Then there are the clothes. Women of a certain age look silly when they dress themselves like teenagers or wear provocative necklines and navel-baring crop tops. I didn’t wear those things when I was young, and feel no desire to do so now. My personal fashion statement has always been best described as “safe and boring.” I can’t remember the word “graceful” ever applying to my wardrobe. Most of my clothes come from the casual departments at Eddie Bauer, LLBean, and Lands End. In the winter, I wear relaxed-fit jeans, turtlenecks, and big, bulky cardigans or fleece jackets. If it’s over 25 degrees Fahrenheit and relatively dry, I wear my Birkenstocks with fleece socks because they are the most comfortable footwear available to humankind. Perhaps wearing Birkenstocks with fleece socks is undignified. I just don’t know. In the summer, I wear Bermuda-length shorts or cropped pants, polo-style shirts or nice t-shirts in solid colors, and sandals. Sometimes I paint my toenails red. Would pink be more dignified?

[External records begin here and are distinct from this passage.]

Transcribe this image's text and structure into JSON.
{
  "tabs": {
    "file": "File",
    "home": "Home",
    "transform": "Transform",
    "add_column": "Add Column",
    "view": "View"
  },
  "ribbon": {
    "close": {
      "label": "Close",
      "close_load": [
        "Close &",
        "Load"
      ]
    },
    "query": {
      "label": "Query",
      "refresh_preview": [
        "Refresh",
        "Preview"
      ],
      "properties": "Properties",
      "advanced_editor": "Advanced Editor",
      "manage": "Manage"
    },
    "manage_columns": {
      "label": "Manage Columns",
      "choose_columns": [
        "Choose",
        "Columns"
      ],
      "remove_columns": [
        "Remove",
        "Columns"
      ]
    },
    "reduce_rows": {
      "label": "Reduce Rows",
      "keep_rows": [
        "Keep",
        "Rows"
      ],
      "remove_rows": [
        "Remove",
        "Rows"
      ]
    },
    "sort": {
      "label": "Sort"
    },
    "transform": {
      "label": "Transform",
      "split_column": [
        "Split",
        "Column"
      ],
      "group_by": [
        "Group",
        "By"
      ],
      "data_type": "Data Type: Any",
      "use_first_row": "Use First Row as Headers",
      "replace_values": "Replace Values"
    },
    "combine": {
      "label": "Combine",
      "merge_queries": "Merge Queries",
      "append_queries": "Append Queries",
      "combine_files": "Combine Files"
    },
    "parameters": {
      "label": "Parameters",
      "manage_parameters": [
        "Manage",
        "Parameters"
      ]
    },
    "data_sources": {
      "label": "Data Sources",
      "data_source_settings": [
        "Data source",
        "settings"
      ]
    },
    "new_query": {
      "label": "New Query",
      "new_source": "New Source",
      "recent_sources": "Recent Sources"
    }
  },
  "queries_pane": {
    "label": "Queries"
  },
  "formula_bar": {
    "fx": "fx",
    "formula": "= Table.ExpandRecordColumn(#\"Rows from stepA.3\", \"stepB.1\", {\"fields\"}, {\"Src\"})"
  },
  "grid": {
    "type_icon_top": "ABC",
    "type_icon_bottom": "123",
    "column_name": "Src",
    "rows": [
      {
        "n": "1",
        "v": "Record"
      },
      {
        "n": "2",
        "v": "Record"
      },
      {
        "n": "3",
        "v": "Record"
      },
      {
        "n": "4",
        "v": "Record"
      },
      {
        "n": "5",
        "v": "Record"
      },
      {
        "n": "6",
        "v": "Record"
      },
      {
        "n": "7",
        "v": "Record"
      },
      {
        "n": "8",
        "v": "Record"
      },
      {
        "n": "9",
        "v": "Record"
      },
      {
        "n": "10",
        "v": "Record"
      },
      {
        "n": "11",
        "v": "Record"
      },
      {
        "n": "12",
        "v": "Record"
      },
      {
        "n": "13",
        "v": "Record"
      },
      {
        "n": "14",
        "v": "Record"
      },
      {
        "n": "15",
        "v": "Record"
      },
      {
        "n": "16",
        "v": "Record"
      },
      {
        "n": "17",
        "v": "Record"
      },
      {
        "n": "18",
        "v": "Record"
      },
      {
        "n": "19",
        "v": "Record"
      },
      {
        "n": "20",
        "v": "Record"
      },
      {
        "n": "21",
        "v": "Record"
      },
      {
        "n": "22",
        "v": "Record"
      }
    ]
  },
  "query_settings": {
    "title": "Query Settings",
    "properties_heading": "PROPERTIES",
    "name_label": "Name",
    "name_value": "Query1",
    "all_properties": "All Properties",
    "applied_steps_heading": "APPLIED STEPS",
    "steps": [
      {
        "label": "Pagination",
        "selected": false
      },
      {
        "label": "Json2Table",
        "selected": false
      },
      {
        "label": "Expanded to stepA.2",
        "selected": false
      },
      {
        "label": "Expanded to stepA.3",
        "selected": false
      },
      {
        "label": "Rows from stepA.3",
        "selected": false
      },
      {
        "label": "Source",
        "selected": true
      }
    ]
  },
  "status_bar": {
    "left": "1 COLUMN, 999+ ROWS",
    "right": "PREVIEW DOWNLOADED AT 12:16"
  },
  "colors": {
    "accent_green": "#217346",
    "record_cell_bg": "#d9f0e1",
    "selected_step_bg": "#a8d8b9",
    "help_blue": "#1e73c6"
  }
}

A little more effort on my part might make me look graceful, but I’m not sure how to pull that off given the last few years’ fashion trends. It took me two days of rigorous searching to find a dress for my husband’s military retirement ceremony. Every dress I tried on made me look either a) like I was trying too hard to be hip, or b) like I was a grandmother going to a wedding. I finally located a simple black dress that I think looked graceful and appropriate, but I can’t be sure because it was on sale at a really good price, and I may just have been fooling myself.
Ultimately, will it matter one way or the other if I age gracefully? When we stop aging, we die. When that happens to me, if I’m blessed enough to go home to Jesus, I’ll be too filled with Amazing Grace to care what a graceless thing I was back on earth.
If I’m not in heaven, I’ll have much bigger problems to deal with than wrinkles and gray hair.
That sort of puts it in perspective, don’t you think?